Sculpture by the Lakes
Okay, this entry is fully outdoors – so best saved for a sunny day – and requires a short taxi drive from Dorchester to visit, but we think you’ll agree that this extraordinary showcase of sculpture nestled in 26 acres of bewitching Dorset countryside is well worth making an exception for.
Created by and showcasing the work of renowned sculptor Simon Gudgeon, this is a constantly evolving space – change being dictated in part by purchases of existing exhibits and the creation of new works. With the natural surroundings enhancing the placement of Simon’s sculptures (and vice versa) at every turn, a walk here is a transformative experience.
These days, of course, visiting from home is the best way to experience the sculpture park, and Sculpture by the Lakes has produced a 14-part virtual tour taking you round the expansive collection.
Hauser & Wirth Somerset
As a world-class Swiss art gallery specialising in contemporary and modern art, Hauser & Wirth have a clear pattern when it comes to choosing locations for its exhibition spaces: Zurich, London, New York, Los Angeles, Hong Kong…and, surprisingly, the village of Bruton.
As it happens, Durslade Farm on the edge of Bruton is where founder Iwan Wirth made a home, and the extraordinary gallery and multi-purpose arts centre he created here in 2014 is a breathtaking destination in itself – the original farm buildings have been restored and new buildings added. Then there’s the exquisite Oudolf Field, designed by famed landscape architect Piet Oudolf. It’s also a hub for talks, screenings, workshops and exhibitions you’d ordinarily expect to find in national galleries.
Once lockdown finishes, the gallery is free to enter, and hosts exhibitions with highly-rated artists from around the world.
Housed in a former Navy storehouse in Gunwharf Quays since 2006, Aspex (short for ‘Art Space Exhibitions’) specialises in the work of emerging artists.

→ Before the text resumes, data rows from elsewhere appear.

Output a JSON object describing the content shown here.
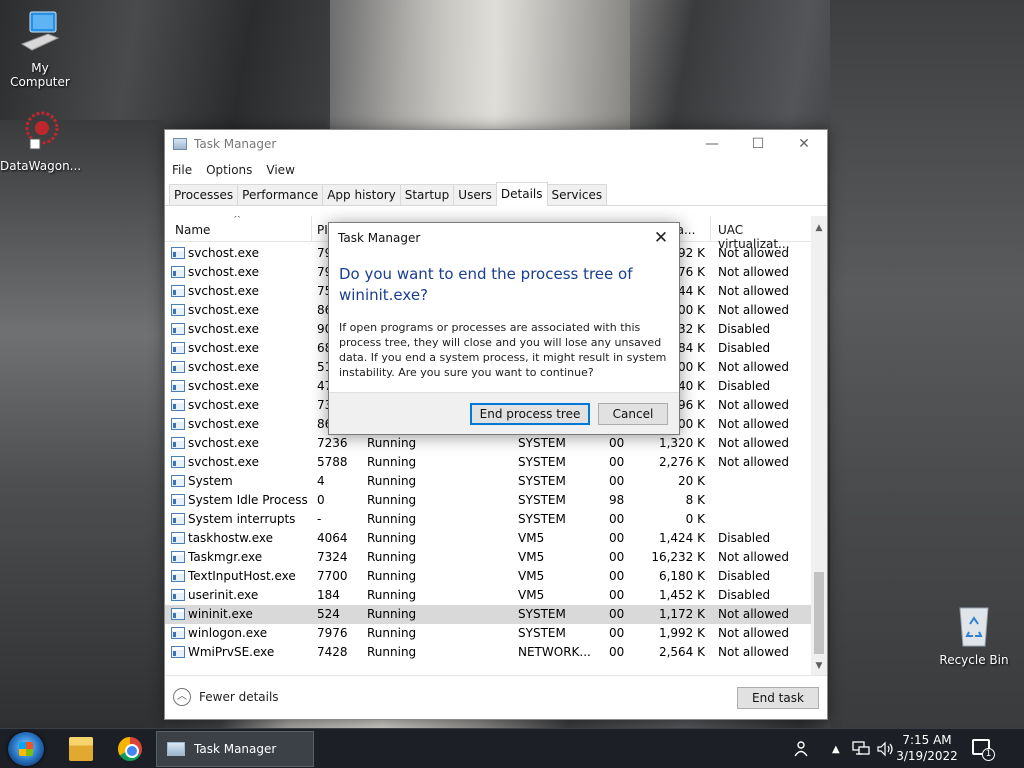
{
  "desktop": {
    "icons": [
      {
        "label": "My Computer"
      },
      {
        "label": "DataWagon..."
      },
      {
        "label": "Recycle Bin"
      }
    ]
  },
  "task_manager": {
    "title": "Task Manager",
    "menu": [
      "File",
      "Options",
      "View"
    ],
    "tabs": [
      "Processes",
      "Performance",
      "App history",
      "Startup",
      "Users",
      "Details",
      "Services"
    ],
    "active_tab": "Details",
    "columns": {
      "name": "Name",
      "pid": "PI",
      "memory": "y (a...",
      "uac": "UAC virtualizat..."
    },
    "rows": [
      {
        "name": "svchost.exe",
        "pid": "79",
        "status": "",
        "user": "",
        "cpu": "",
        "mem": "92 K",
        "uac": "Not allowed"
      },
      {
        "name": "svchost.exe",
        "pid": "79",
        "status": "",
        "user": "",
        "cpu": "",
        "mem": "76 K",
        "uac": "Not allowed"
      },
      {
        "name": "svchost.exe",
        "pid": "75",
        "status": "",
        "user": "",
        "cpu": "",
        "mem": "44 K",
        "uac": "Not allowed"
      },
      {
        "name": "svchost.exe",
        "pid": "86",
        "status": "",
        "user": "",
        "cpu": "",
        "mem": "00 K",
        "uac": "Not allowed"
      },
      {
        "name": "svchost.exe",
        "pid": "90",
        "status": "",
        "user": "",
        "cpu": "",
        "mem": "32 K",
        "uac": "Disabled"
      },
      {
        "name": "svchost.exe",
        "pid": "68",
        "status": "",
        "user": "",
        "cpu": "",
        "mem": "84 K",
        "uac": "Disabled"
      },
      {
        "name": "svchost.exe",
        "pid": "51",
        "status": "",
        "user": "",
        "cpu": "",
        "mem": "00 K",
        "uac": "Not allowed"
      },
      {
        "name": "svchost.exe",
        "pid": "47",
        "status": "",
        "user": "",
        "cpu": "",
        "mem": "40 K",
        "uac": "Disabled"
      },
      {
        "name": "svchost.exe",
        "pid": "73",
        "status": "",
        "user": "",
        "cpu": "",
        "mem": "96 K",
        "uac": "Not allowed"
      },
      {
        "name": "svchost.exe",
        "pid": "86",
        "status": "",
        "user": "",
        "cpu": "",
        "mem": "00 K",
        "uac": "Not allowed"
      },
      {
        "name": "svchost.exe",
        "pid": "7236",
        "status": "Running",
        "user": "SYSTEM",
        "cpu": "00",
        "mem": "1,320 K",
        "uac": "Not allowed"
      },
      {
        "name": "svchost.exe",
        "pid": "5788",
        "status": "Running",
        "user": "SYSTEM",
        "cpu": "00",
        "mem": "2,276 K",
        "uac": "Not allowed"
      },
      {
        "name": "System",
        "pid": "4",
        "status": "Running",
        "user": "SYSTEM",
        "cpu": "00",
        "mem": "20 K",
        "uac": ""
      },
      {
        "name": "System Idle Process",
        "pid": "0",
        "status": "Running",
        "user": "SYSTEM",
        "cpu": "98",
        "mem": "8 K",
        "uac": ""
      },
      {
        "name": "System interrupts",
        "pid": "-",
        "status": "Running",
        "user": "SYSTEM",
        "cpu": "00",
        "mem": "0 K",
        "uac": ""
      },
      {
        "name": "taskhostw.exe",
        "pid": "4064",
        "status": "Running",
        "user": "VM5",
        "cpu": "00",
        "mem": "1,424 K",
        "uac": "Disabled"
      },
      {
        "name": "Taskmgr.exe",
        "pid": "7324",
        "status": "Running",
        "user": "VM5",
        "cpu": "00",
        "mem": "16,232 K",
        "uac": "Not allowed"
      },
      {
        "name": "TextInputHost.exe",
        "pid": "7700",
        "status": "Running",
        "user": "VM5",
        "cpu": "00",
        "mem": "6,180 K",
        "uac": "Disabled"
      },
      {
        "name": "userinit.exe",
        "pid": "184",
        "status": "Running",
        "user": "VM5",
        "cpu": "00",
        "mem": "1,452 K",
        "uac": "Disabled"
      },
      {
        "name": "wininit.exe",
        "pid": "524",
        "status": "Running",
        "user": "SYSTEM",
        "cpu": "00",
        "mem": "1,172 K",
        "uac": "Not allowed"
      },
      {
        "name": "winlogon.exe",
        "pid": "7976",
        "status": "Running",
        "user": "SYSTEM",
        "cpu": "00",
        "mem": "1,992 K",
        "uac": "Not allowed"
      },
      {
        "name": "WmiPrvSE.exe",
        "pid": "7428",
        "status": "Running",
        "user": "NETWORK...",
        "cpu": "00",
        "mem": "2,564 K",
        "uac": "Not allowed"
      }
    ],
    "selected_row": 19,
    "fewer_details": "Fewer details",
    "end_task": "End task"
  },
  "dialog": {
    "title": "Task Manager",
    "heading": "Do you want to end the process tree of wininit.exe?",
    "body": "If open programs or processes are associated with this process tree, they will close and you will lose any unsaved data. If you end a system process, it might result in system instability. Are you sure you want to continue?",
    "primary_button": "End process tree",
    "cancel_button": "Cancel"
  },
  "taskbar": {
    "active_app": "Task Manager",
    "time": "7:15 AM",
    "date": "3/19/2022",
    "notification_count": "1"
  },
  "colors": {
    "dialog_heading": "#1a3f8f",
    "focus_border": "#0078d7",
    "selected_row": "#d9d9d9",
    "taskbar": "#1c2026"
  }
}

This means a visit to Aspex offers a rare opportunity to see high-quality art that’s (as yet) largely free from the push and pull of critics’ opinions that might sway our own feelings.
2021 is a major anniversary for the Aspex galleries, celebrating 40 years of supporting local and emerging art creators with a collection of 40 stories by the Directors of the Aspex as well as some of the artists, curators and educators that have worked with them.

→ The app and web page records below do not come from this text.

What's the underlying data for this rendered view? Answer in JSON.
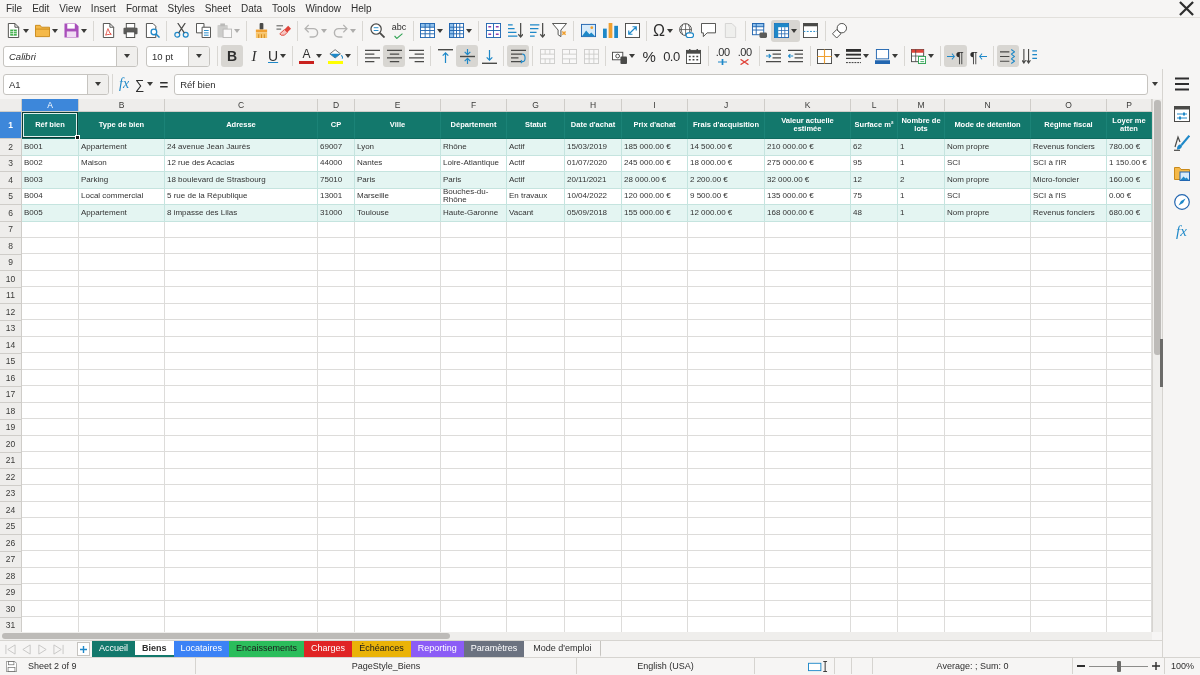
{
  "menu_bar": {
    "items": [
      "File",
      "Edit",
      "View",
      "Insert",
      "Format",
      "Styles",
      "Sheet",
      "Data",
      "Tools",
      "Window",
      "Help"
    ]
  },
  "standard_toolbar": {
    "buttons": [
      {
        "pressed": false,
        "disabled": false
      },
      {
        "pressed": false,
        "disabled": false
      },
      {
        "pressed": false,
        "disabled": false
      },
      {
        "pressed": false,
        "disabled": false
      },
      {
        "pressed": false,
        "disabled": false
      },
      {
        "pressed": false,
        "disabled": false
      },
      {
        "pressed": false,
        "disabled": false
      },
      {
        "pressed": false,
        "disabled": false
      },
      {
        "pressed": false,
        "disabled": true
      },
      {
        "pressed": false,
        "disabled": false
      },
      {
        "pressed": false,
        "disabled": false
      },
      {
        "pressed": false,
        "disabled": true
      },
      {
        "pressed": false,
        "disabled": true
      },
      {
        "pressed": false,
        "disabled": false
      },
      {
        "glyph": "abc",
        "pressed": false,
        "disabled": false
      },
      {
        "pressed": false,
        "disabled": false
      },
      {
        "pressed": false,
        "disabled": false
      },
      {
        "pressed": false,
        "disabled": false
      },
      {
        "pressed": false,
        "disabled": false
      },
      {
        "pressed": false,
        "disabled": false
      },
      {
        "pressed": false,
        "disabled": false
      },
      {
        "pressed": false,
        "disabled": false
      },
      {
        "pressed": false,
        "disabled": false
      },
      {
        "pressed": false,
        "disabled": false
      },
      {
        "glyph": "Ω",
        "pressed": false,
        "disabled": false
      },
      {
        "pressed": false,
        "disabled": false
      },
      {
        "pressed": false,
        "disabled": false
      },
      {
        "pressed": false,
        "disabled": true
      },
      {
        "pressed": false,
        "disabled": false
      },
      {
        "pressed": true,
        "disabled": false
      },
      {
        "pressed": false,
        "disabled": false
      },
      {
        "pressed": false,
        "disabled": false
      }
    ]
  },
  "formatting_toolbar": {
    "font_name": "Calibri",
    "font_size": "10 pt",
    "buttons": [
      {
        "glyph": "B",
        "pressed": true,
        "disabled": false
      },
      {
        "glyph": "I",
        "pressed": false,
        "disabled": false
      },
      {
        "glyph": "U",
        "pressed": false,
        "disabled": false
      },
      {
        "glyph": "A",
        "color": "#c9211e",
        "pressed": false,
        "disabled": false
      },
      {
        "color": "#ffff00",
        "pressed": false,
        "disabled": false
      },
      {
        "pressed": false,
        "disabled": false
      },
      {
        "pressed": true,
        "disabled": false
      },
      {
        "pressed": false,
        "disabled": false
      },
      {
        "pressed": false,
        "disabled": false
      },
      {
        "pressed": true,
        "disabled": false
      },
      {
        "pressed": false,
        "disabled": false
      },
      {
        "pressed": true,
        "disabled": false
      },
      {
        "pressed": false,
        "disabled": true
      },
      {
        "pressed": false,
        "disabled": true
      },
      {
        "pressed": false,
        "disabled": true
      },
      {
        "pressed": false,
        "disabled": false
      },
      {
        "glyph": "%",
        "pressed": false,
        "disabled": false
      },
      {
        "glyph": "0.0",
        "pressed": false,
        "disabled": false
      },
      {
        "pressed": false,
        "disabled": false
      },
      {
        "glyph": ".00",
        "pressed": false,
        "disabled": false
      },
      {
        "glyph": ".00",
        "pressed": false,
        "disabled": false
      },
      {
        "pressed": false,
        "disabled": false
      },
      {
        "pressed": false,
        "disabled": false
      },
      {
        "pressed": false,
        "disabled": false
      },
      {
        "pressed": false,
        "disabled": false
      },
      {
        "pressed": false,
        "disabled": false
      },
      {
        "pressed": false,
        "disabled": false
      },
      {
        "glyph": "¶",
        "pressed": true,
        "disabled": false
      },
      {
        "glyph": "¶",
        "pressed": false,
        "disabled": false
      },
      {
        "pressed": true,
        "disabled": false
      },
      {
        "pressed": false,
        "disabled": false
      }
    ]
  },
  "formula_bar": {
    "name_box": "A1",
    "function_wizard": "fx",
    "sum": "∑",
    "formula_symbol": "=",
    "content": "Réf bien"
  },
  "sheet": {
    "columns": [
      {
        "label": "A",
        "selected": true
      },
      {
        "label": "B",
        "selected": false
      },
      {
        "label": "C",
        "selected": false
      },
      {
        "label": "D",
        "selected": false
      },
      {
        "label": "E",
        "selected": false
      },
      {
        "label": "F",
        "selected": false
      },
      {
        "label": "G",
        "selected": false
      },
      {
        "label": "H",
        "selected": false
      },
      {
        "label": "I",
        "selected": false
      },
      {
        "label": "J",
        "selected": false
      },
      {
        "label": "K",
        "selected": false
      },
      {
        "label": "L",
        "selected": false
      },
      {
        "label": "M",
        "selected": false
      },
      {
        "label": "N",
        "selected": false
      },
      {
        "label": "O",
        "selected": false
      },
      {
        "label": "P",
        "selected": false
      }
    ],
    "rows": [
      {
        "label": "1",
        "selected": true
      },
      {
        "label": "2",
        "selected": false
      },
      {
        "label": "3",
        "selected": false
      },
      {
        "label": "4",
        "selected": false
      },
      {
        "label": "5",
        "selected": false
      },
      {
        "label": "6",
        "selected": false
      },
      {
        "label": "7",
        "selected": false
      },
      {
        "label": "8",
        "selected": false
      },
      {
        "label": "9",
        "selected": false
      },
      {
        "label": "10",
        "selected": false
      },
      {
        "label": "11",
        "selected": false
      },
      {
        "label": "12",
        "selected": false
      },
      {
        "label": "13",
        "selected": false
      },
      {
        "label": "14",
        "selected": false
      },
      {
        "label": "15",
        "selected": false
      },
      {
        "label": "16",
        "selected": false
      },
      {
        "label": "17",
        "selected": false
      },
      {
        "label": "18",
        "selected": false
      },
      {
        "label": "19",
        "selected": false
      },
      {
        "label": "20",
        "selected": false
      },
      {
        "label": "21",
        "selected": false
      },
      {
        "label": "22",
        "selected": false
      },
      {
        "label": "23",
        "selected": false
      },
      {
        "label": "24",
        "selected": false
      },
      {
        "label": "25",
        "selected": false
      },
      {
        "label": "26",
        "selected": false
      },
      {
        "label": "27",
        "selected": false
      },
      {
        "label": "28",
        "selected": false
      },
      {
        "label": "29",
        "selected": false
      },
      {
        "label": "30",
        "selected": false
      },
      {
        "label": "31",
        "selected": false
      }
    ],
    "header_row": [
      "Réf bien",
      "Type de bien",
      "Adresse",
      "CP",
      "Ville",
      "Département",
      "Statut",
      "Date d'achat",
      "Prix d'achat",
      "Frais d'acquisition",
      "Valeur actuelle estimée",
      "Surface m²",
      "Nombre de lots",
      "Mode de détention",
      "Régime fiscal",
      "Loyer me atten"
    ],
    "data_rows": [
      [
        "B001",
        "Appartement",
        "24 avenue Jean Jaurès",
        "69007",
        "Lyon",
        "Rhône",
        "Actif",
        "15/03/2019",
        "185 000.00 €",
        "14 500.00 €",
        "210 000.00 €",
        "62",
        "1",
        "Nom propre",
        "Revenus fonciers",
        "780.00 €"
      ],
      [
        "B002",
        "Maison",
        "12 rue des Acacias",
        "44000",
        "Nantes",
        "Loire-Atlantique",
        "Actif",
        "01/07/2020",
        "245 000.00 €",
        "18 000.00 €",
        "275 000.00 €",
        "95",
        "1",
        "SCI",
        "SCI à l'IR",
        "1 150.00 €"
      ],
      [
        "B003",
        "Parking",
        "18 boulevard de Strasbourg",
        "75010",
        "Paris",
        "Paris",
        "Actif",
        "20/11/2021",
        "28 000.00 €",
        "2 200.00 €",
        "32 000.00 €",
        "12",
        "2",
        "Nom propre",
        "Micro-foncier",
        "160.00 €"
      ],
      [
        "B004",
        "Local commercial",
        "5 rue de la République",
        "13001",
        "Marseille",
        "Bouches-du-Rhône",
        "En travaux",
        "10/04/2022",
        "120 000.00 €",
        "9 500.00 €",
        "135 000.00 €",
        "75",
        "1",
        "SCI",
        "SCI à l'IS",
        "0.00 €"
      ],
      [
        "B005",
        "Appartement",
        "8 impasse des Lilas",
        "31000",
        "Toulouse",
        "Haute-Garonne",
        "Vacant",
        "05/09/2018",
        "155 000.00 €",
        "12 000.00 €",
        "168 000.00 €",
        "48",
        "1",
        "Nom propre",
        "Revenus fonciers",
        "680.00 €"
      ]
    ]
  },
  "tab_navigation": {
    "buttons": [
      {
        "disabled": true
      },
      {
        "disabled": true
      },
      {
        "disabled": true
      },
      {
        "disabled": true
      }
    ]
  },
  "sheet_tabs": [
    {
      "label": "Accueil",
      "color": "#13786c",
      "selected": false
    },
    {
      "label": "Biens",
      "color": "#13786c",
      "selected": true
    },
    {
      "label": "Locataires",
      "color": "#3b82f6",
      "selected": false
    },
    {
      "label": "Encaissements",
      "color": "#2bbd5b",
      "selected": false
    },
    {
      "label": "Charges",
      "color": "#e02424",
      "selected": false
    },
    {
      "label": "Échéances",
      "color": "#eab308",
      "selected": false
    },
    {
      "label": "Reporting",
      "color": "#8b5cf6",
      "selected": false
    },
    {
      "label": "Paramètres",
      "color": "#6b7280",
      "selected": false
    },
    {
      "label": "Mode d'emploi",
      "selected": false
    }
  ],
  "sidebar": {
    "buttons": [
      {
        "selected": false
      },
      {
        "selected": false
      },
      {
        "selected": false
      },
      {
        "selected": false
      },
      {
        "glyph": "fx",
        "selected": false
      }
    ]
  },
  "status_bar": {
    "sheet_position": "Sheet 2 of 9",
    "page_style": "PageStyle_Biens",
    "language": "English (USA)",
    "selection_summary": "Average: ; Sum: 0",
    "zoom": {
      "level": 0.5,
      "reading": "100%"
    }
  }
}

While you can’t visit during lockdown, Aspex have worked to make sure that they’re still at the heart of their community’s art – with Generate, a dementia-friendly art creation group, and Mini Makers, aimed at young children making their first foray into creativity.
St Barbe Museum and Art Gallery
St Barbe draws its inspiration from the area it’s at the heart of – the New Forest Coast. Their art and collections reflects life in the region, from prehistory to the smugglers, salt makers and boat builders that used the Solent shores, as well as the extensive photographic archives of the area.
When open, the Rathbones Art Gallery hosts eight-week exhibitions that in the past have been supported by Tate, the V&A, British Museum, Imperial War Museum and many others – as well as prestigious academic institutions like the Ashmolean Museum at Oxford University.
Watts Gallery – Artists’ Village
One of the more unusual galleries in the UK in being dedicated to a single artist, the Watts Gallery has been as “a national gallery in the heart of a village”. Devoted to the works of G. F. Watts, a Victorian painter associated with the Symbolist movement, more than a hundred of his paintings can be found here in the village of Compton near Guildford.
But it’s not all about Watts – regular exhibitions and contemporary art can be found here, along with a usual artist-in-residence. There are also online courses and talks to be found, covering online group tours of the grounds and of Limnerslease House, kids art clubs, and even history of art courses for those wanting to learn something new.